Search Engine Result Relevancy and My Question About Women's Belts

How many belts does THIS woman own? Now the world may never know...

How many belts does THIS woman own? Now the world may never know...

Because of my interest in fashion, I wanted to find out how many belts the average woman owns. I thought I would do a quick Google search and have my answer in the form of an article or study in just a few minutes. I thought wrong.

Instead of typing and clicking through a short search, I spent several minutes crafting different queries for different search engines. I repeated my search over and over again on different search engines, but no matter how I phrased my query, I received results that were not only useless, but offensive. They were ludicrous enough to warrant screenshots just to prove that they happened. Here are two of the worst examples:

google search results

Google seemed determined to give me search results that involved shoes instead of belts.  Also, what's up with the articles on poor people, bras, and infertility?

Bing search results

What the... I don't even... there are no words for this. I might never use Bing again. Never.
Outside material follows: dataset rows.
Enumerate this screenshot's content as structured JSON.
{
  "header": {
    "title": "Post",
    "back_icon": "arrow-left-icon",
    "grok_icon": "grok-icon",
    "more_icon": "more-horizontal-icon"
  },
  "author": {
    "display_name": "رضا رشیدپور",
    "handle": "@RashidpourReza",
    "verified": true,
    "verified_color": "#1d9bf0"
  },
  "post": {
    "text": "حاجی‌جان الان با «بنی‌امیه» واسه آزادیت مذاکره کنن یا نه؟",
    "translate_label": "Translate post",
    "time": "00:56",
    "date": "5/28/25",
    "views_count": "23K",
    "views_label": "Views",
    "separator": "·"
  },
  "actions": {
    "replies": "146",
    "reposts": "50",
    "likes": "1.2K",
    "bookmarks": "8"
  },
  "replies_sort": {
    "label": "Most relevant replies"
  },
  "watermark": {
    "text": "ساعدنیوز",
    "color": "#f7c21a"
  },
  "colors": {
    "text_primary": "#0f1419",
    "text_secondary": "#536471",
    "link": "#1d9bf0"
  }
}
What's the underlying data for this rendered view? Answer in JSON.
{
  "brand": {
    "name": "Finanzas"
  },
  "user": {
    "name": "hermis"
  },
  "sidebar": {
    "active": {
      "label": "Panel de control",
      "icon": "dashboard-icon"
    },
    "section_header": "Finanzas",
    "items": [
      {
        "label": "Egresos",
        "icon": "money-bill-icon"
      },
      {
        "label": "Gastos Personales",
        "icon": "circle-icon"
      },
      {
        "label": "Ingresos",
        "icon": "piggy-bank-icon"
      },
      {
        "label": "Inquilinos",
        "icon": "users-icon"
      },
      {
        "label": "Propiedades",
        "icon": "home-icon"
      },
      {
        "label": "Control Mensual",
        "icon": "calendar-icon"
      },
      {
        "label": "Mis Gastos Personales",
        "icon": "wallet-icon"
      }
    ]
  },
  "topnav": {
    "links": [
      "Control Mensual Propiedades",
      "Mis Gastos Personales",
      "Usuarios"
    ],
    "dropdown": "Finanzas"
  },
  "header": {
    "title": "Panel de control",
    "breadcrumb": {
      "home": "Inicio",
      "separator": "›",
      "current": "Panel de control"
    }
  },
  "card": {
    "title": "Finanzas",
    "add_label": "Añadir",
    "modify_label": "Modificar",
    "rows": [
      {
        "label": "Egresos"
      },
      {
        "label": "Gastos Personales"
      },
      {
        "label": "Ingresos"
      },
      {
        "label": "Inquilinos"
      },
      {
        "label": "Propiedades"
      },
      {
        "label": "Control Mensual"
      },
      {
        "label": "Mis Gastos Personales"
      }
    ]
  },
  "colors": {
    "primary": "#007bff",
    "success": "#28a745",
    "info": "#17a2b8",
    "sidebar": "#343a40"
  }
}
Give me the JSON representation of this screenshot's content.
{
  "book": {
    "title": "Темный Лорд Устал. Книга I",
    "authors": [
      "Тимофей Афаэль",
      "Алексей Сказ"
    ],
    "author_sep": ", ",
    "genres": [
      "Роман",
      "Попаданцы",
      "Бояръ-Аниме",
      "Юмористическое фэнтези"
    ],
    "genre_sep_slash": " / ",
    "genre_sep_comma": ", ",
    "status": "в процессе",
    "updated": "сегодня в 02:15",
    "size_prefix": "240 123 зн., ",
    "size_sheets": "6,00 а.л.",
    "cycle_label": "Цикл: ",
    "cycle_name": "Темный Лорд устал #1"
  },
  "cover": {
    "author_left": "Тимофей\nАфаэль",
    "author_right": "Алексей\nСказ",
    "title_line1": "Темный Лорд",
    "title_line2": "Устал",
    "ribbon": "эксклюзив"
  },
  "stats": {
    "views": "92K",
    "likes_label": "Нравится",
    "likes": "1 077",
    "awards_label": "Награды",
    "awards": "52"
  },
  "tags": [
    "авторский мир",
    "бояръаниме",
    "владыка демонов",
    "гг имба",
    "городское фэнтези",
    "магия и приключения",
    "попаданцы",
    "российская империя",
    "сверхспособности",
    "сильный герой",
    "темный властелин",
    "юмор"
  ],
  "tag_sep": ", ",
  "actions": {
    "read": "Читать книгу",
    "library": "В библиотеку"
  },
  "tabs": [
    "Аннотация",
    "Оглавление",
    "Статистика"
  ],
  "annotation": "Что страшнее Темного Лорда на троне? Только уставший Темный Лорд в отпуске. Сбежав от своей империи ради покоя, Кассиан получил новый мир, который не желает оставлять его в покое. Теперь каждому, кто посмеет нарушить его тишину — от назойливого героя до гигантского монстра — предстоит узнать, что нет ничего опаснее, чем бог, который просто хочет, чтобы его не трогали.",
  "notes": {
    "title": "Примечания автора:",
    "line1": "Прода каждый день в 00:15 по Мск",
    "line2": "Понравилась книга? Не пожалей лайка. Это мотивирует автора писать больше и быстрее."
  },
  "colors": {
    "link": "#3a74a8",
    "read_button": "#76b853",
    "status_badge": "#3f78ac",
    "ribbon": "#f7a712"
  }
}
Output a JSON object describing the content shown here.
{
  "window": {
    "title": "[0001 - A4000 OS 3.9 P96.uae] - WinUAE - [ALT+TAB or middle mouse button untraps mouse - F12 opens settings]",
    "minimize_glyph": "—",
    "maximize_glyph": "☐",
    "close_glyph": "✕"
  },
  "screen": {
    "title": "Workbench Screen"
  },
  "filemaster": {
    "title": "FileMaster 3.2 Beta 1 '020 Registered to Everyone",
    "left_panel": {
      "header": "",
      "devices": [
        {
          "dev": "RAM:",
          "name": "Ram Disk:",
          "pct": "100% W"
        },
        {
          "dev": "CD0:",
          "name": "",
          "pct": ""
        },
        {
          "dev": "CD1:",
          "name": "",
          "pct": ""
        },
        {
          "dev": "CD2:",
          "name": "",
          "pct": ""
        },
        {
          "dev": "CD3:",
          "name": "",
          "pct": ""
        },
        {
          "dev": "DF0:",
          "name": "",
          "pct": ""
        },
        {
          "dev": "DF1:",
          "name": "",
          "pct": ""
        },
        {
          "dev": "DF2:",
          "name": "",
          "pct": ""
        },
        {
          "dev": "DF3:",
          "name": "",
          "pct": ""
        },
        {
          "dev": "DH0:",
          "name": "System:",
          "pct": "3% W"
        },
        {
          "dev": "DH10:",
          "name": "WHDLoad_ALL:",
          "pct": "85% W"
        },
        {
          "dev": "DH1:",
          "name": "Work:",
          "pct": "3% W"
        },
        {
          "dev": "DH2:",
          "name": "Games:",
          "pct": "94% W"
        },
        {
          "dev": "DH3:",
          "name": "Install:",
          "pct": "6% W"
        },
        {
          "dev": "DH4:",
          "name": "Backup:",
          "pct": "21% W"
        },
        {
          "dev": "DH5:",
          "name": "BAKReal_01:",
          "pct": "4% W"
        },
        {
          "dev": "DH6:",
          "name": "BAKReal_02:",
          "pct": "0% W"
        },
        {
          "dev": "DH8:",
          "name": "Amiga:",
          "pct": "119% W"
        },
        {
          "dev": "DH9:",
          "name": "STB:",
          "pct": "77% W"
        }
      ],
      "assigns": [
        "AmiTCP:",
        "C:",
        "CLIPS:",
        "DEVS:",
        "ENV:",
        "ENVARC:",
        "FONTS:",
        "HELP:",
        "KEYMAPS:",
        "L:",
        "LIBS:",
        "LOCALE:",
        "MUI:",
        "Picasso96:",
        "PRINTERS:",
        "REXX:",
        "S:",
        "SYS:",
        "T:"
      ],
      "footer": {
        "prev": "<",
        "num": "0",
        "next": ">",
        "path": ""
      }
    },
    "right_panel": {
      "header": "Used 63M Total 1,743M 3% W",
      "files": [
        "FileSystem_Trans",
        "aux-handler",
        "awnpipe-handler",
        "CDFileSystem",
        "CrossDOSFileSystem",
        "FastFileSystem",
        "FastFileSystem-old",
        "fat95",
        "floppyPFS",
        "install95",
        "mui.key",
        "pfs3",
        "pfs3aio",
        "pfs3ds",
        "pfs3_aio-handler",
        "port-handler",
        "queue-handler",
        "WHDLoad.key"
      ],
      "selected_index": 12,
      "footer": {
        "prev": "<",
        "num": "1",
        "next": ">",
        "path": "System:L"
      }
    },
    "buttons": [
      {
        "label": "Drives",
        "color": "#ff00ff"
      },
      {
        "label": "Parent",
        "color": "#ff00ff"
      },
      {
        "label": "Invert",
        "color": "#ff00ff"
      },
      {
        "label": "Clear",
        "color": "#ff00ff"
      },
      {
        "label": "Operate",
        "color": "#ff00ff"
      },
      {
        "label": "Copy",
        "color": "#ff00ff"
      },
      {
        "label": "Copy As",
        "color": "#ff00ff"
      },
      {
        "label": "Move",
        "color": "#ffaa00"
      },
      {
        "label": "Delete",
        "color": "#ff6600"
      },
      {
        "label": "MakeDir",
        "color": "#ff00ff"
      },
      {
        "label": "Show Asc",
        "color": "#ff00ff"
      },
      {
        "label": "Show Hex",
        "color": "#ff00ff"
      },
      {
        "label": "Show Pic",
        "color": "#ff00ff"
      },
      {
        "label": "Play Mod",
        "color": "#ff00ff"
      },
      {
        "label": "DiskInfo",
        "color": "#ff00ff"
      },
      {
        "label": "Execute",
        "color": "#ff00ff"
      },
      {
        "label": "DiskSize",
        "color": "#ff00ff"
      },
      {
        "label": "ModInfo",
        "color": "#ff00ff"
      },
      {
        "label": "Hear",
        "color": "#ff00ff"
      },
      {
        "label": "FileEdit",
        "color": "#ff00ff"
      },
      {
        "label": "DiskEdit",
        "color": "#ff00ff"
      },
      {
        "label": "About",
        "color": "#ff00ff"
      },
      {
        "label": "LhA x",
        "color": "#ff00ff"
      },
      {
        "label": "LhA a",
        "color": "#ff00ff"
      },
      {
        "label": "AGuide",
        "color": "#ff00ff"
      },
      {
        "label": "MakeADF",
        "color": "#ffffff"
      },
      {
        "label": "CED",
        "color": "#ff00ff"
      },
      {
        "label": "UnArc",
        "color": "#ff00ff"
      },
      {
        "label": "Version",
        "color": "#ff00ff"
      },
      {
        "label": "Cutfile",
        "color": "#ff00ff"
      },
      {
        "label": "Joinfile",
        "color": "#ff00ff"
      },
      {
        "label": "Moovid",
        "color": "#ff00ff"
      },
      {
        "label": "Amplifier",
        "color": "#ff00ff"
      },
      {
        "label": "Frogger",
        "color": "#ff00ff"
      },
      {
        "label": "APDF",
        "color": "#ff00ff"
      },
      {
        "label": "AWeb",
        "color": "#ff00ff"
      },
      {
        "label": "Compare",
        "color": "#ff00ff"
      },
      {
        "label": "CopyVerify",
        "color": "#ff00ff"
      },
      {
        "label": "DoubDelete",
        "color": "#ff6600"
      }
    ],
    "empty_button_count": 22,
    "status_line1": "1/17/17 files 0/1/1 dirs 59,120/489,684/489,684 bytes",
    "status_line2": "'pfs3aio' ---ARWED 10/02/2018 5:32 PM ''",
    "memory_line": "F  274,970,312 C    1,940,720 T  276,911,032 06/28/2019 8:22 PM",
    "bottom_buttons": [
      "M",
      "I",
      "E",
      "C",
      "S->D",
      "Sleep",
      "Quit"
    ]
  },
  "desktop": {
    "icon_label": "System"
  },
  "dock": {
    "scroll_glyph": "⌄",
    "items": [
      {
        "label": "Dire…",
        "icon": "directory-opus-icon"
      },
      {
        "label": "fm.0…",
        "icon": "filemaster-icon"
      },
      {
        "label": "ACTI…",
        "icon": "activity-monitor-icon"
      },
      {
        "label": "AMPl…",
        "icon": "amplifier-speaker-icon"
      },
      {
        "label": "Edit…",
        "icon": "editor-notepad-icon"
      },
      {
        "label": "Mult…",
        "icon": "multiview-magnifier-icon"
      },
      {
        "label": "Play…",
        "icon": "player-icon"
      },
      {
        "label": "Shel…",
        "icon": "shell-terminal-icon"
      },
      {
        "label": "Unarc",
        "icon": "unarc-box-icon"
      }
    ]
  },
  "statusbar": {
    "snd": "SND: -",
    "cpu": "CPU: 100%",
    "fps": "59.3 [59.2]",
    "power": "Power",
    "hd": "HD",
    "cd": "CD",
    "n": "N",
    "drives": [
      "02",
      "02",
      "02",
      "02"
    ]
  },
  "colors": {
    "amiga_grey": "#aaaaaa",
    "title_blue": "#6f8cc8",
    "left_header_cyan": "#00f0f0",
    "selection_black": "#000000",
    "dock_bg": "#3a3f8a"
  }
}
Again.

I haven't always had such bad luck searching for things on Google and Bing. I used to feel like I was pretty good at finding whatever I was looking for. But lately, messed up search results like these happen to me with greater frequency. I frequently give up in the middle of searching for something without ever finding an answer. On the plus side, life is more mysterious and awe-inspiring. On the minus side, I still don't know how many belts are owned by the average American woman.

I'd cite examples of other people who say they've experienced problems with search result relevancy, but I tried using Google and Bing to find them and didn't discover satisfactory results. This is the kind of irony that Alanis Morissette could get behind. 

photo credit: Zach Klein via photopin cc